average car price

2015 Toyota Yaris

How Much Money is “More Money”?

Looking at the cold hard data, this increase translates to a projected 16.4 million vehicles purchased in 2014, which is up 6% from last year, and would make 2014 the most successful year for the automotive industry since 2006—well before the bottom fell out of the economy. Additionally, the annual revenue for US car sales has soared 61% from 2009, with the auto industry currently reigning in $522 billion in profits. Divided between the number of buyers, this means that the average car price in the US has risen from $31,077 to $31,798.

average car price

The auto industry be like…

Is This Completely Accurate?

But when we look at this data, how can we be sure that it paints an accurate picture of the US auto industry? After all, there are certain factors that skew the data, such as an uptick in wealthy Americans buying high-end vehicles that retail at around $1 million. The very top of the car market has grown in recent years, and when comparing one driver who purchases a $1 million Ferrari to your average American and his $25,000 Prius, it’s easy to see how one can cancel out the other.

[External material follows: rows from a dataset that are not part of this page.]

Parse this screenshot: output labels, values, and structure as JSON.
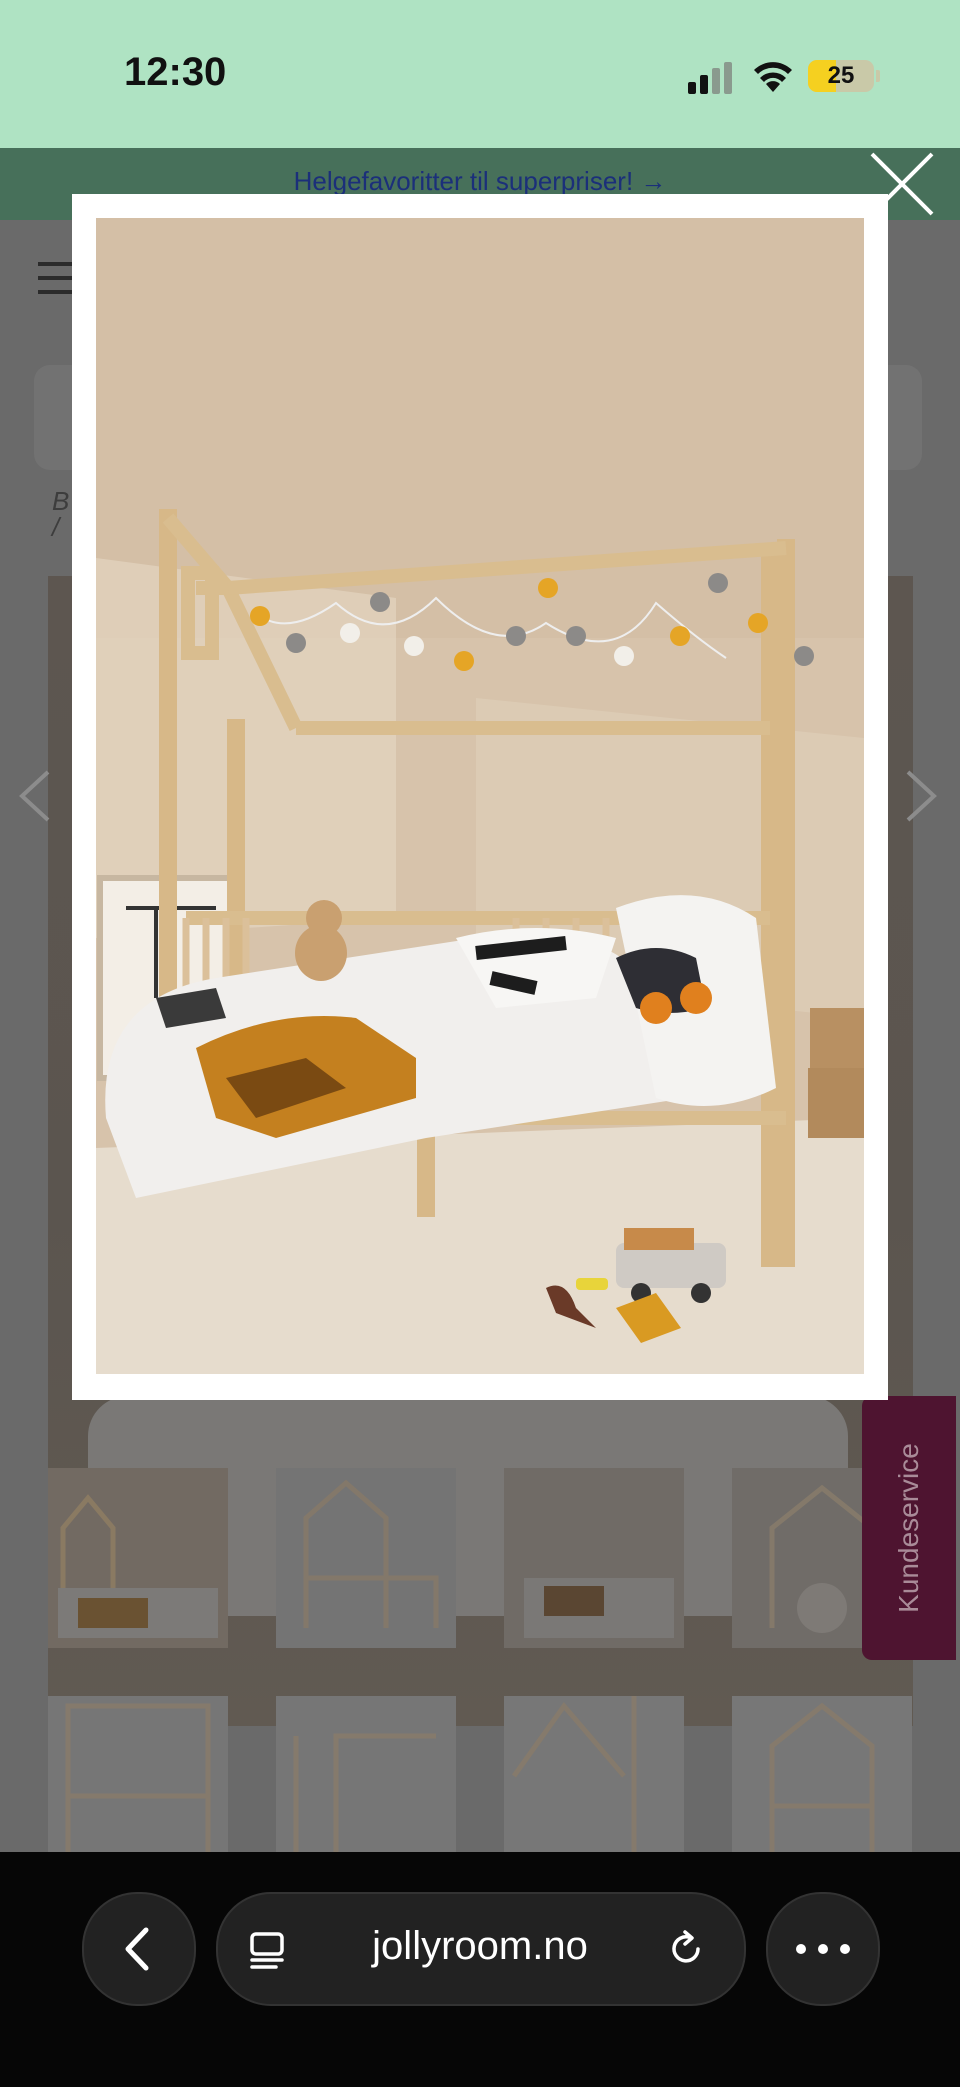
{
  "status_bar": {
    "time": "12:30",
    "battery": "25"
  },
  "promo": {
    "text": "Helgefavoritter til superpriser! →"
  },
  "breadcrumb": {
    "text": "B\n/"
  },
  "side_tab": {
    "label": "Kundeservice"
  },
  "browser": {
    "url": "jollyroom.no"
  },
  "colors": {
    "status_bg": "#afe3c3",
    "promo_bg": "#47705a",
    "kundeservice_bg": "#4e1430",
    "browser_bg": "#060606"
  },
  "icons": [
    "signal-icon",
    "wifi-icon",
    "battery-icon",
    "menu-icon",
    "chevron-left-icon",
    "chevron-right-icon",
    "close-icon",
    "back-icon",
    "tabs-icon",
    "reload-icon",
    "more-icon"
  ]
}
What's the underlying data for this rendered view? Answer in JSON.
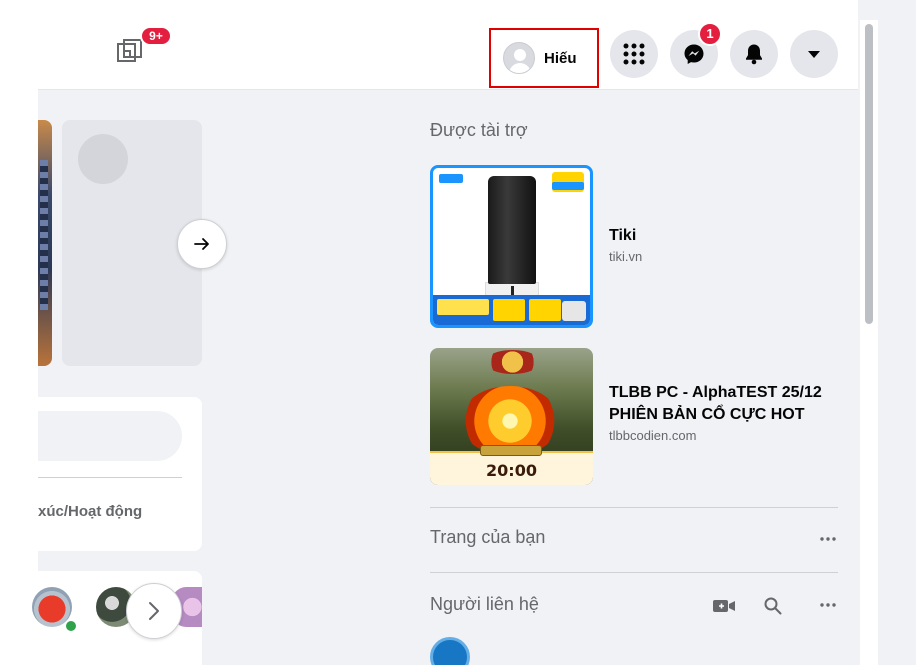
{
  "header": {
    "gaming_badge": "9+",
    "profile": {
      "name": "Hiếu"
    },
    "messenger_badge": "1",
    "icons": [
      "gaming-icon",
      "menu-grid-icon",
      "messenger-icon",
      "bell-icon",
      "caret-down-icon"
    ]
  },
  "right_column": {
    "sponsored_title": "Được tài trợ",
    "ads": [
      {
        "title": "Tiki",
        "domain": "tiki.vn"
      },
      {
        "title": "TLBB PC - AlphaTEST 25/12 PHIÊN BẢN CỔ CỰC HOT",
        "domain": "tlbbcodien.com",
        "image_time": "20:00"
      }
    ],
    "your_pages_title": "Trang của bạn",
    "contacts_title": "Người liên hệ"
  },
  "feed": {
    "composer_feeling_label": "xúc/Hoạt động"
  },
  "colors": {
    "badge": "#e41e3f",
    "highlight_box": "#e00000",
    "tiki_blue": "#1a94ff",
    "online": "#31a24c"
  }
}
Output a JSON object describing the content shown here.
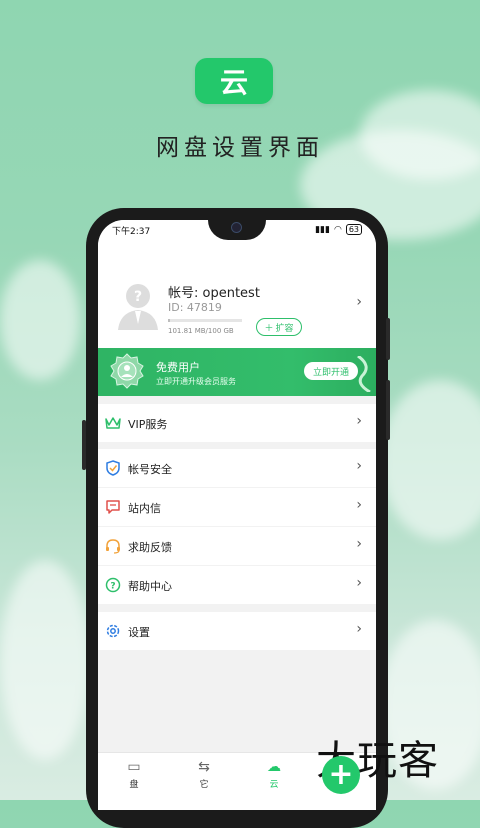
{
  "promo": {
    "logo_text": "云",
    "title": "网盘设置界面"
  },
  "status_bar": {
    "time": "下午2:37",
    "battery": "63"
  },
  "profile": {
    "account": "帐号: opentest",
    "id": "ID: 47819",
    "storage_text": "101.81 MB/100 GB",
    "storage_fraction": 0.02,
    "expand_label": "扩容"
  },
  "vip": {
    "title": "免费用户",
    "subtitle": "立即开通升级会员服务",
    "button": "立即开通"
  },
  "menu": [
    {
      "label": "VIP服务",
      "icon": "crown-icon"
    },
    {
      "label": "帐号安全",
      "icon": "shield-icon"
    },
    {
      "label": "站内信",
      "icon": "message-icon"
    },
    {
      "label": "求助反馈",
      "icon": "headset-icon"
    },
    {
      "label": "帮助中心",
      "icon": "help-icon"
    },
    {
      "label": "设置",
      "icon": "gear-icon"
    }
  ],
  "bottom_nav": [
    {
      "label": "盘",
      "icon": "disk-icon"
    },
    {
      "label": "它",
      "icon": "transfer-icon"
    },
    {
      "label": "云",
      "icon": "cloud-icon",
      "active": true
    }
  ],
  "watermark": "大玩客",
  "colors": {
    "accent": "#23c86b",
    "background": "#95d6b4"
  }
}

average car price

Busta Rhymes be like…

What Else is Contributing to a Lower Average Car Price?

Other factors at play include lower interest rates, making car loans more affordable; more tech-savvy standard features available in the majority of cars—even entry-level models; and the American’s tendency to prefer larger cars, which naturally sell for more. But even with all these factors, a $522 billion increase in profits from the same time five years ago is nothing to sneeze at.

We can only keep our fingers crossed that the automotive industry will continue to grow and be successful, as well as the other industries that contribute towards a healthy economy.